That’s not to say he’s entirely uninterested in more traditional materials. He chose oak floorboards for the living room, staining them with black ink on one side then laying them with that side face down so that the dark residue, just discernible in the cracks, gives them a timeworn look. And for the bathroom, he selected cherry red tiles handmade in a workshop in southeast France to complement the burgundy Rouge de France marble he’d picked out for the shower stall and sink. This precise approach extended to the kitchen, where Bousquet had craftspeople pour a concrete floor into which he and his client carefully embedded white Carrara marble chips, before it was polished to become terrazzo. Later, he had the fronts of the stainless-steel kitchen cabinets oxidized to appear as if they’d been there for decades.
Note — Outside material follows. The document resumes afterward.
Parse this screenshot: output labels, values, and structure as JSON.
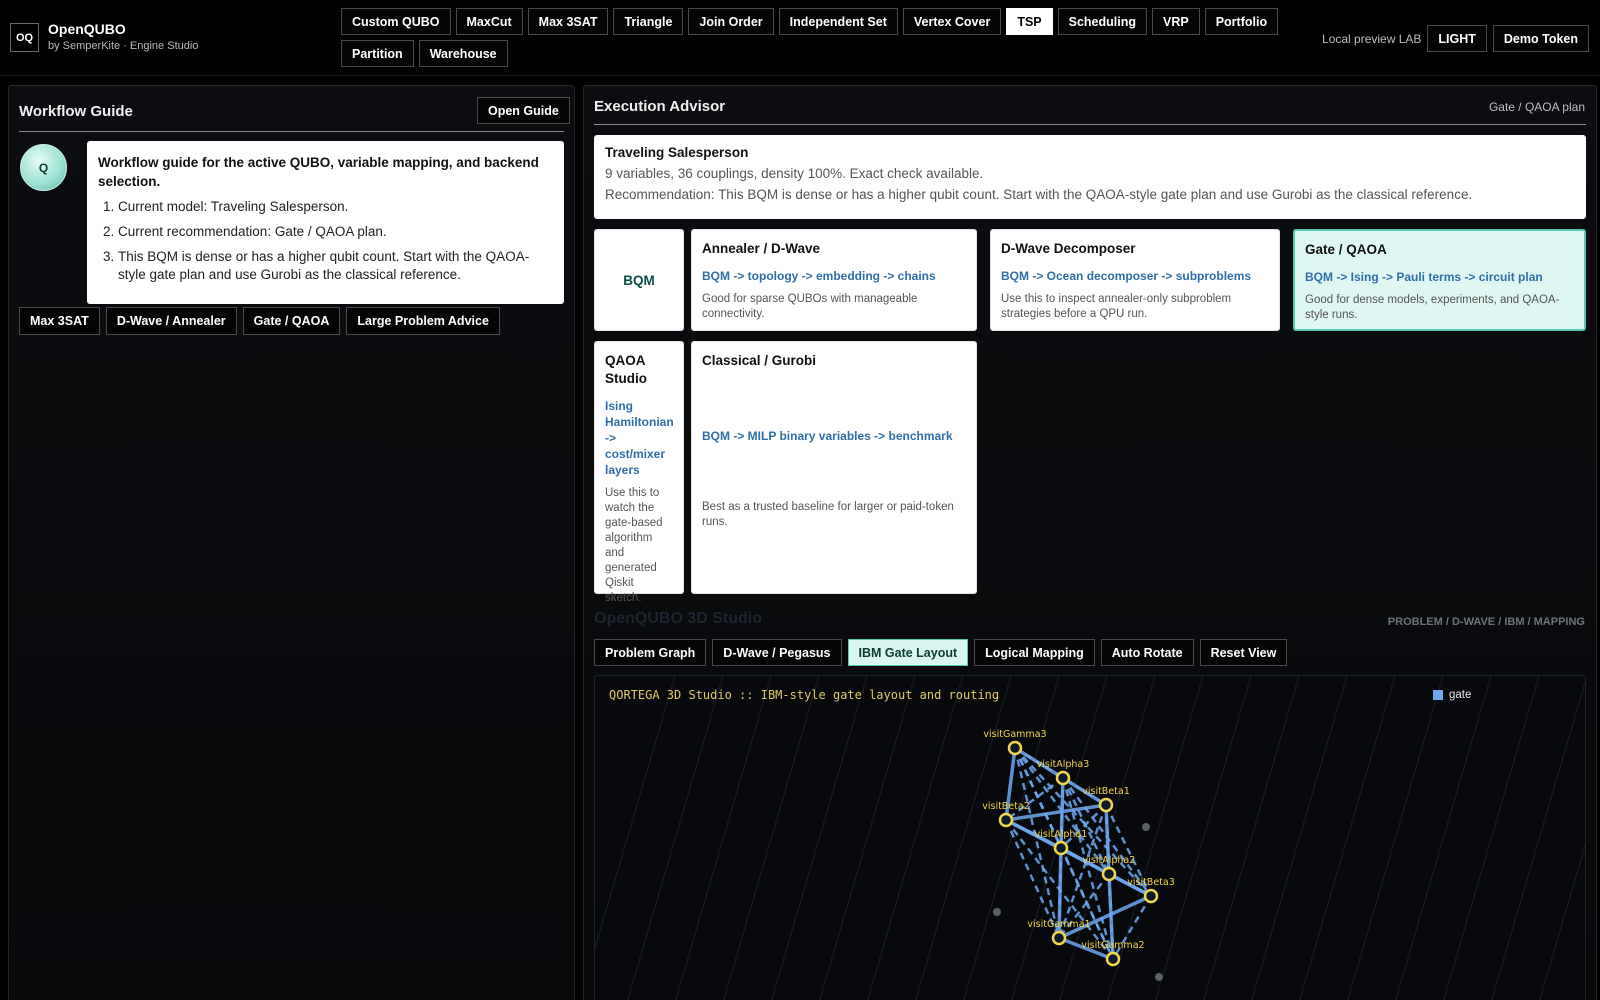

Despite the owner’s wide-ranging tastes, the apartment is also defined by subtle references to Paris, where she was born and raised, and where she runs her gallery as a counterpoint to the city’s more traditional institutions. One wall in the living room is painted a dark bottle green, a nod to the distinctive hue of the booksellers’ stalls — just visible from the living room windows — that have lined the Seine for centuries. The tangerine accentson a steel beam in the same room and the oxidized metal bookcase that borders the staircase are homages to the brightly colored columns and towering shelves of La Maison de Verre, the 1932 Modernist house designed by the architect Pierre Chareau in the neighboring Seventh Arrondissement. The vaulted ceiling of the below-street-level dining room echoes the Gothic roof of Notre Dame, just across the river.
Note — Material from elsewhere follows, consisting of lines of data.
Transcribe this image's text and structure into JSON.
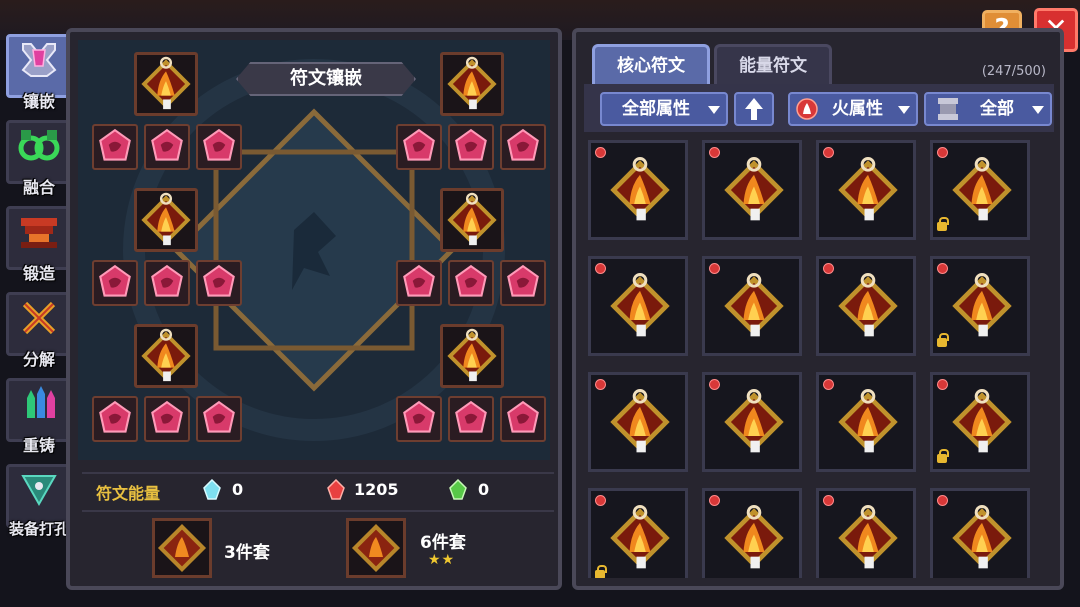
{
  "buttons": {
    "help": "?",
    "close": "✕"
  },
  "nav": [
    {
      "id": "inlay",
      "label": "镶嵌",
      "icon": "gem-inlay-icon",
      "active": true
    },
    {
      "id": "fuse",
      "label": "融合",
      "icon": "fusion-icon",
      "active": false
    },
    {
      "id": "forge",
      "label": "锻造",
      "icon": "anvil-icon",
      "active": false
    },
    {
      "id": "decompose",
      "label": "分解",
      "icon": "decompose-icon",
      "active": false
    },
    {
      "id": "recast",
      "label": "重铸",
      "icon": "recast-icon",
      "active": false
    },
    {
      "id": "socket",
      "label": "装备打孔",
      "icon": "socket-drill-icon",
      "active": false
    }
  ],
  "left": {
    "title": "符文镶嵌",
    "energy_label": "符文能量",
    "energies": [
      {
        "type": "water",
        "value": "0",
        "color": "#7ee0f0"
      },
      {
        "type": "fire",
        "value": "1205",
        "color": "#e84040"
      },
      {
        "type": "nature",
        "value": "0",
        "color": "#58c848"
      }
    ],
    "sets": [
      {
        "label": "3件套",
        "stars": ""
      },
      {
        "label": "6件套",
        "stars": "★★"
      }
    ]
  },
  "right": {
    "tabs": [
      {
        "label": "核心符文",
        "active": true
      },
      {
        "label": "能量符文",
        "active": false
      }
    ],
    "count": "(247/500)",
    "filters": {
      "attribute": "全部属性",
      "sort_icon": "arrow-up-icon",
      "element": "火属性",
      "slot": "全部"
    },
    "cells": [
      {
        "locked": false
      },
      {
        "locked": false
      },
      {
        "locked": false
      },
      {
        "locked": true
      },
      {
        "locked": false
      },
      {
        "locked": false
      },
      {
        "locked": false
      },
      {
        "locked": true
      },
      {
        "locked": false
      },
      {
        "locked": false
      },
      {
        "locked": false
      },
      {
        "locked": true
      },
      {
        "locked": true
      },
      {
        "locked": false
      },
      {
        "locked": false
      },
      {
        "locked": false
      }
    ]
  },
  "colors": {
    "accent": "#5a6aa8",
    "fire": "#d83838",
    "gold": "#e8b830",
    "panel": "#27252f"
  }
}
But rather than decorating the apartment with the marble-topped dressers and gilded bergères that fill so many homes along this stretch of the Seine, the owner and Bousquet furnished it with a lively mix of flea market finds, bespoke contemporary furniture and idiosyncratic artworks. In the dining room, the crypt-like atmosphere is heightened by a Brutalist-style table and chairs and a silk-screen print of a medieval fool by the Canadian artist Marc Hundley — and offset by two bright yellow rubber-coated polystyrene chairs by Max Lamb. Upstairs, a 1970s-era drinks cabinet covered in lacquered goatskin parchment competes for attention with the swirling oil painting above it, a work by the Danish artist Tanja Nis-Hansen. And while one corner of the kitchen is home to a classic undulating Pierre Paulin ABCD sofa, above it hangs a painting by the emerging German artist Robert Brambora that’s shaped like a head in profile.
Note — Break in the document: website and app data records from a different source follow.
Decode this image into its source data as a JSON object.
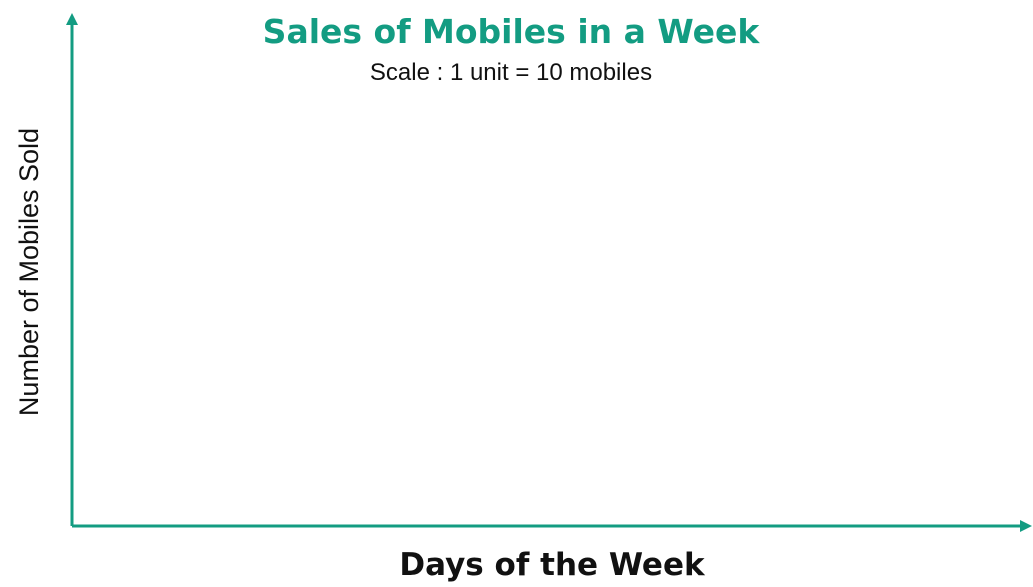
{
  "chart_data": {
    "type": "bar",
    "title": "Sales of Mobiles in a Week",
    "subtitle": "Scale : 1 unit = 10 mobiles",
    "xlabel": "Days of the Week",
    "ylabel": "Number of Mobiles Sold",
    "categories": [],
    "values": [],
    "grid": false
  },
  "colors": {
    "title": "#139C82",
    "axis": "#139C82",
    "text": "#111111"
  }
}
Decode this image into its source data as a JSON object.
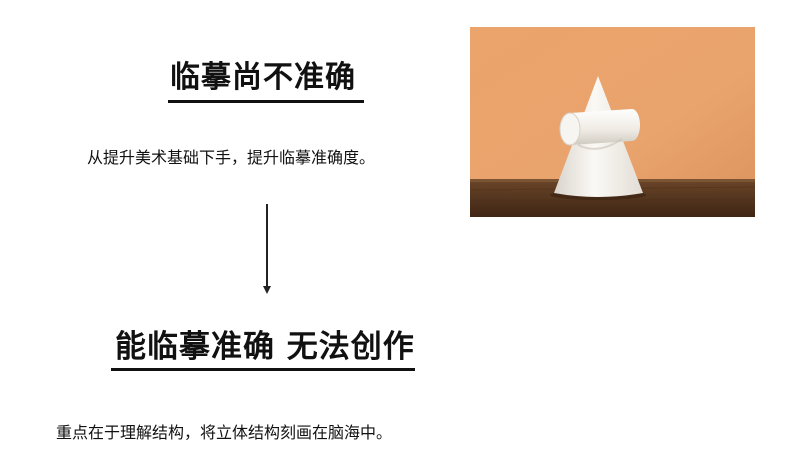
{
  "section1": {
    "heading": "临摹尚不准确",
    "description": "从提升美术基础下手，提升临摹准确度。"
  },
  "section2": {
    "heading": "能临摹准确 无法创作",
    "description": "重点在于理解结构，将立体结构刻画在脑海中。"
  },
  "photo": {
    "subject": "white plaster cone with cylinder cross on wooden table",
    "colors": {
      "wall": "#e7a068",
      "table": "#5a3a22",
      "plaster": "#f4f1ec"
    }
  },
  "colors": {
    "text": "#111111",
    "background": "#ffffff"
  }
}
No object in the home, though, provides more entertainment than the karaoke machine hidden behind one of the living room’s 1960s-era mohair sofas. The owner’s parties tend to begin with a candlelit meal in the dining room, then almost always incorporate some element of musical performance. “We go down for dinner, then we go up,” says Bousquet, who is a frequent guest. “It’s a progression, a scenario. I love theater.”